Exquisite Corpse Topic Narrowing Activity

Exquisite Corpse Topic Narrowing Activity

Overview: Writers often get stuck in a certain way of thinking about their research projects, which may make it challenging for them to make revisions or to understand the next directions for their projects. In this activity, students engage in an "exquisite corpse"-style activity, where they will get to pass around their research topic idea and see how other students in the room understand, interpret, illustrate, and expand upon it. By the end of the activity, students will see the "exquisite corpse" of their research project assembled and use the product of the activity to determine the next steps for their project.

Activity title: Exquisite Corpse Topic Narrowing

Author: Jenae Cohn

Course: PWR 1 or PWR 2

Activity length and schedule: Approx. 15-30 minutes. In PWR 1, this activity works best before students turn in their RBA. In PWR 2, this activity could work either around the time that students are crafting their research proposals OR after they've completed a draft of their RBA to see if their topis need narrowing or broadening.

Activity goals:

  • Help students see whether their research topic needs to be narrowed or broadened.
  • Explore the range of research questions that students' topics invite.
  • Explore the types of sources or research a student might conduct to focus their research question.

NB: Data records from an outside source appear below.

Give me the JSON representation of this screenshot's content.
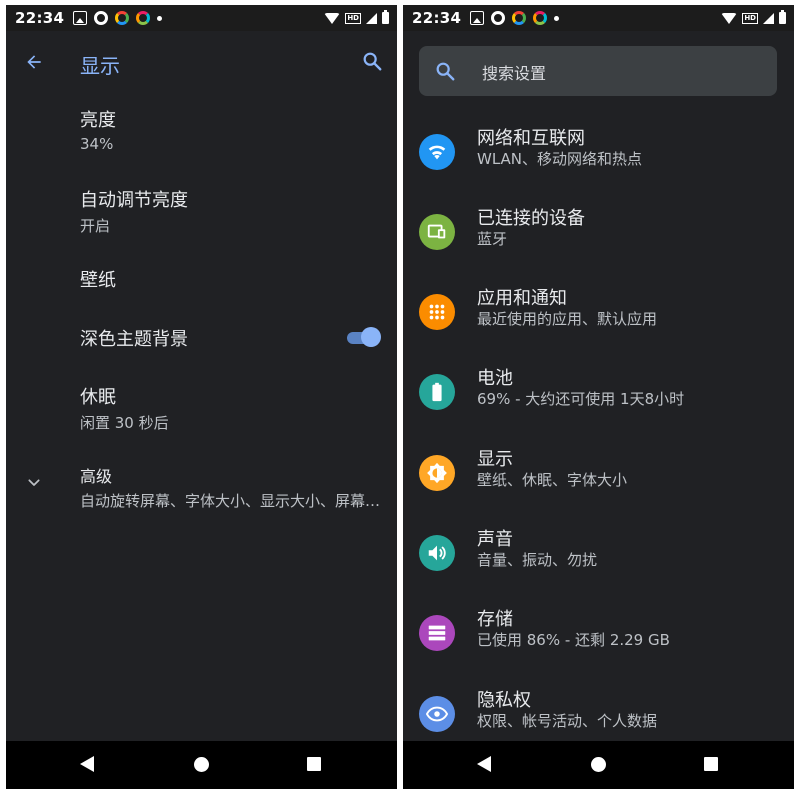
{
  "status_bar": {
    "time": "22:34",
    "hd_label": "HD"
  },
  "display": {
    "title": "显示",
    "items": [
      {
        "title": "亮度",
        "subtitle": "34%"
      },
      {
        "title": "自动调节亮度",
        "subtitle": "开启"
      },
      {
        "title": "壁纸"
      },
      {
        "title": "深色主题背景",
        "toggle_on": true
      },
      {
        "title": "休眠",
        "subtitle": "闲置 30 秒后"
      },
      {
        "title": "高级",
        "subtitle": "自动旋转屏幕、字体大小、显示大小、屏幕保护程序"
      }
    ]
  },
  "settings": {
    "search_placeholder": "搜索设置",
    "categories": [
      {
        "title": "网络和互联网",
        "subtitle": "WLAN、移动网络和热点",
        "icon": "wifi-icon",
        "color": "#2196f3"
      },
      {
        "title": "已连接的设备",
        "subtitle": "蓝牙",
        "icon": "devices-icon",
        "color": "#7cb342"
      },
      {
        "title": "应用和通知",
        "subtitle": "最近使用的应用、默认应用",
        "icon": "apps-icon",
        "color": "#fb8c00"
      },
      {
        "title": "电池",
        "subtitle": "69% - 大约还可使用 1天8小时",
        "icon": "battery-icon",
        "color": "#26a69a"
      },
      {
        "title": "显示",
        "subtitle": "壁纸、休眠、字体大小",
        "icon": "brightness-icon",
        "color": "#ffa726"
      },
      {
        "title": "声音",
        "subtitle": "音量、振动、勿扰",
        "icon": "volume-icon",
        "color": "#26a69a"
      },
      {
        "title": "存储",
        "subtitle": "已使用 86% - 还剩 2.29 GB",
        "icon": "storage-icon",
        "color": "#ab47bc"
      },
      {
        "title": "隐私权",
        "subtitle": "权限、帐号活动、个人数据",
        "icon": "privacy-icon",
        "color": "#5c8ee6"
      }
    ]
  }
}
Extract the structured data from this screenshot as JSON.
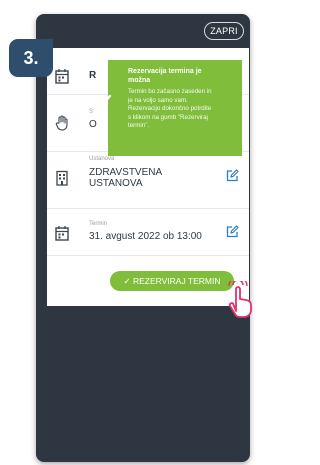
{
  "close_label": "ZAPRI",
  "step_number": "3.",
  "rows": [
    {
      "icon": "calendar-icon",
      "label": "",
      "value": "R"
    },
    {
      "icon": "hand-icon",
      "label": "S",
      "value": "O"
    },
    {
      "icon": "building-icon",
      "label": "Ustanova",
      "value_lines": [
        "ZDRAVSTVENA",
        "USTANOVA"
      ]
    },
    {
      "icon": "calendar-icon",
      "label": "Termin",
      "value": "31. avgust 2022 ob 13:00"
    }
  ],
  "toast": {
    "title_lines": [
      "Rezervacija termina je",
      "možna"
    ],
    "body_lines": [
      "Termin bo začasno zaseden in",
      "je na voljo samo vam.",
      "Rezervacijo dokončno potrdite",
      "s klikom na gumb \"Rezerviraj",
      "termin\"."
    ]
  },
  "reserve_button": "✓ REZERVIRAJ TERMIN",
  "colors": {
    "accent_green": "#7fbd3a",
    "phone_bg": "#2e3641",
    "step_badge": "#2f4d6c",
    "icon_blue": "#2a7fc8",
    "touch_hand": "#e0316a"
  }
}
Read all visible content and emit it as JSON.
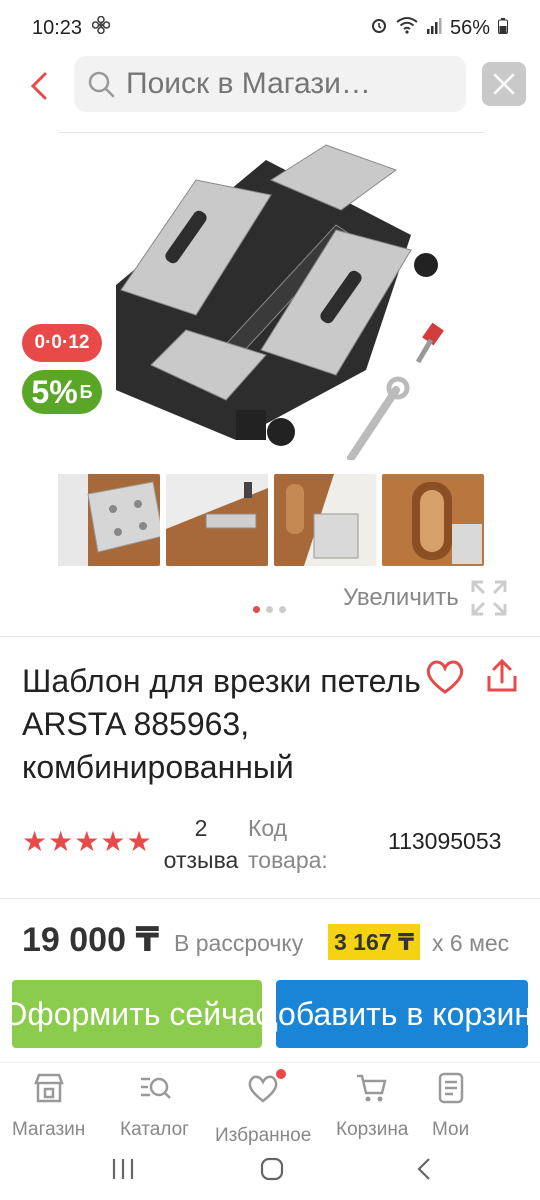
{
  "status": {
    "time": "10:23",
    "battery": "56%"
  },
  "search": {
    "placeholder": "Поиск в Магази…"
  },
  "badges": {
    "installment": "0·0·12",
    "cashback_percent": "5%",
    "cashback_currency": "Б"
  },
  "gallery": {
    "zoom_label": "Увеличить",
    "dots": 3,
    "active_dot": 0
  },
  "product": {
    "title": "Шаблон для врезки петель ARSTA 885963, комбинированный",
    "rating": 5,
    "reviews_count": "2",
    "reviews_label": "отзыва",
    "code_label": "Код товара:",
    "code_value": "113095053"
  },
  "pricing": {
    "price": "19 000 ₸",
    "installment_label": "В рассрочку",
    "installment_value": "3 167 ₸",
    "installment_term": "x 6 мес"
  },
  "actions": {
    "order_now": "Оформить сейчас",
    "add_to_cart": "Добавить в корзину"
  },
  "nav": {
    "items": [
      {
        "label": "Магазин"
      },
      {
        "label": "Каталог"
      },
      {
        "label": "Избранное"
      },
      {
        "label": "Корзина"
      },
      {
        "label": "Мои"
      }
    ]
  },
  "colors": {
    "accent_red": "#e84a4a",
    "green": "#8ccc4d",
    "blue": "#1a85d6",
    "yellow": "#f6d312"
  }
}
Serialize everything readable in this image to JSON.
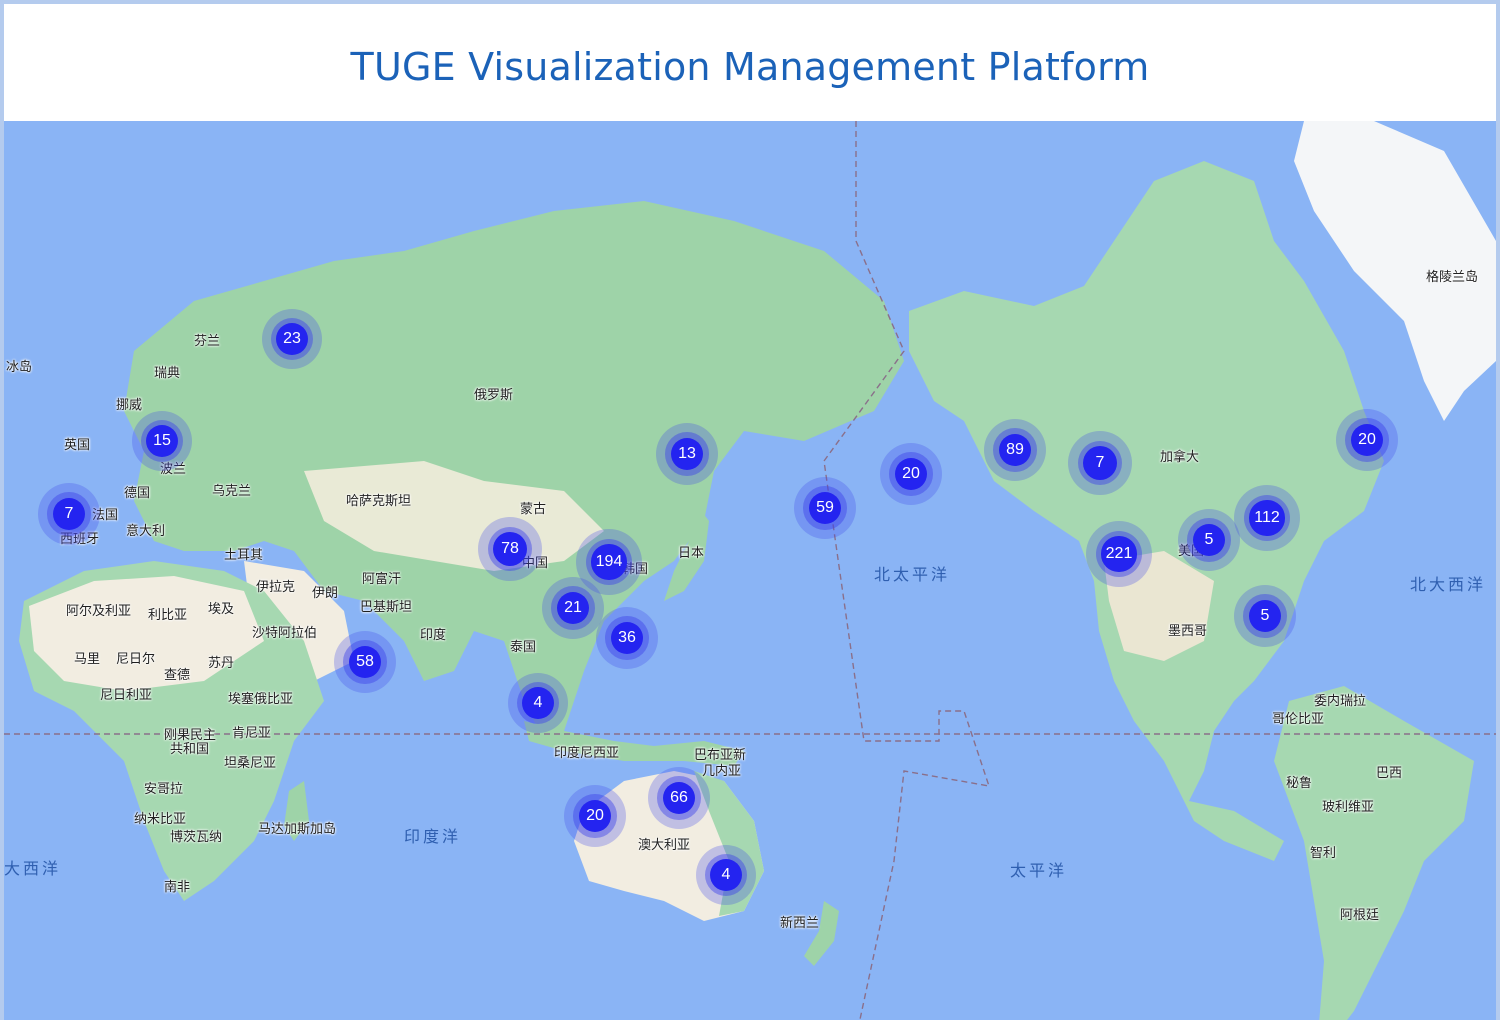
{
  "header": {
    "title": "TUGE Visualization Management Platform"
  },
  "colors": {
    "ocean": "#8ab4f5",
    "land": "#9ed3a8",
    "desert": "#f2ede1",
    "ice": "#f4f6f8",
    "cluster": "#2424f0",
    "title": "#1b62b8"
  },
  "oceans": [
    {
      "name": "北太平洋"
    },
    {
      "name": "北大西洋"
    },
    {
      "name": "印度洋"
    },
    {
      "name": "太平洋"
    },
    {
      "name": "大西洋"
    }
  ],
  "countries": [
    "冰岛",
    "芬兰",
    "瑞典",
    "挪威",
    "英国",
    "波兰",
    "乌克兰",
    "德国",
    "法国",
    "西班牙",
    "意大利",
    "俄罗斯",
    "哈萨克斯坦",
    "蒙古",
    "中国",
    "韩国",
    "日本",
    "土耳其",
    "伊拉克",
    "伊朗",
    "阿富汗",
    "巴基斯坦",
    "印度",
    "泰国",
    "阿尔及利亚",
    "利比亚",
    "埃及",
    "沙特阿拉伯",
    "马里",
    "尼日尔",
    "苏丹",
    "查德",
    "尼日利亚",
    "埃塞俄比亚",
    "刚果民主",
    "共和国",
    "肯尼亚",
    "坦桑尼亚",
    "安哥拉",
    "纳米比亚",
    "博茨瓦纳",
    "马达加斯加岛",
    "南非",
    "印度尼西亚",
    "巴布亚新",
    "几内亚",
    "澳大利亚",
    "新西兰",
    "加拿大",
    "美国",
    "墨西哥",
    "委内瑞拉",
    "哥伦比亚",
    "巴西",
    "秘鲁",
    "玻利维亚",
    "智利",
    "阿根廷",
    "格陵兰岛"
  ],
  "clusters": [
    "23",
    "15",
    "7",
    "13",
    "78",
    "194",
    "21",
    "36",
    "58",
    "4",
    "66",
    "20",
    "4",
    "59",
    "20",
    "89",
    "7",
    "221",
    "5",
    "112",
    "20",
    "5"
  ]
}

Activity details:

  • Invite students to take a piece of paper and fold it horizontally into four equal segments. On the back of the paper, each student should write down their name (this will make it easier for the paper to be returned to the student when the activity is completed).
  • In the top segment of the paper (the first of the four quadrants now folded), ask students to write down their research topic (or their top choice for a research topic if they have not yet picked one). Example topic: How collaborations between Dungeons & Dragons players improves individuals' creativity and willingness to explore imaginative ideas.
  • When the students have finished writing, ask them to pass their paper to a student next to them (Note: instructors may want to choose one direction for passing consistently so that students don't get confused. I typically have my students pass to the left).
  • Each student will have received a research paper with a topic that is not their own. In the second folded segment of the paper (immediately below the segment where the research topic has been written), ask students to write down one question they have about the topic they just received.  Example question: What motivates Dungeons & Dragons players to collaborate together? 
  • When students have finished writing down their question, ask them to fold down the TOP segment of the paper so that the top segment - the original research topic - is no longer visible. The question the student just wrote,  however, should still be visible. The student will then pass the folded paper - the topic no longer visible, but the research question visible - to the next person.
  • Ask the students to look at the question written in the second segment of the paper that they just received. In the third segment of the paper, ask them to write down a way to answer that question. Example: Interview Dungeons & Dragons players at Stanford University. Research the history of Dungeons & Dragons and other table-top role-playing games. Research the psychology of role-playing games to understand motivation more clearly.
  • When students have finished writing down their answers to the question, ask them to fold the paper again, this time so that BOTH the original research statement AND the question they received are not visible. The only part of the paper that should be visible is the third segment where the students wrote down their ways of answering the question. Once that's done, pass the paper to the next person.
  • When the next student has received the third segment of the paper, ask them to read what's written. In the fourth and final panel of the paper, ask them to write down what they think the research topic might be based on the suggestions written down in the third panel.
  • After the final student has written down what they think is the topic, ask everyone to flip over their papers to see who wrote the original research topic and ask each student to return their papers to the original writer.
  • After everyone has received their original papers again, give everyone time to read and review the responses and reflect on what they found. Invite students in a discussion forum or in a spoken discussion to respond to the following:
  1. How does seeing my peers' responses change my thinking about my research topic?
  2. Do my peers' responses show me that my research topic is too narrow? Too broad? Perhaps just the right scope?
  3. What do I hope to continue exploring about my research topic?

Activity notes:

  • Some students will take longer than others to complete this activity. It's OK if some students get a little ahead of others. You may allow some students to move on to subsequent steps if they can, even while other people are still working.
  • It is important that students understand how the folding mechanism works, so you may want to prep a folded piece of paper in advance so that students can see what the folding looks like. See the picture below for an example of what a folded sheet of paper for this actitivity might look like.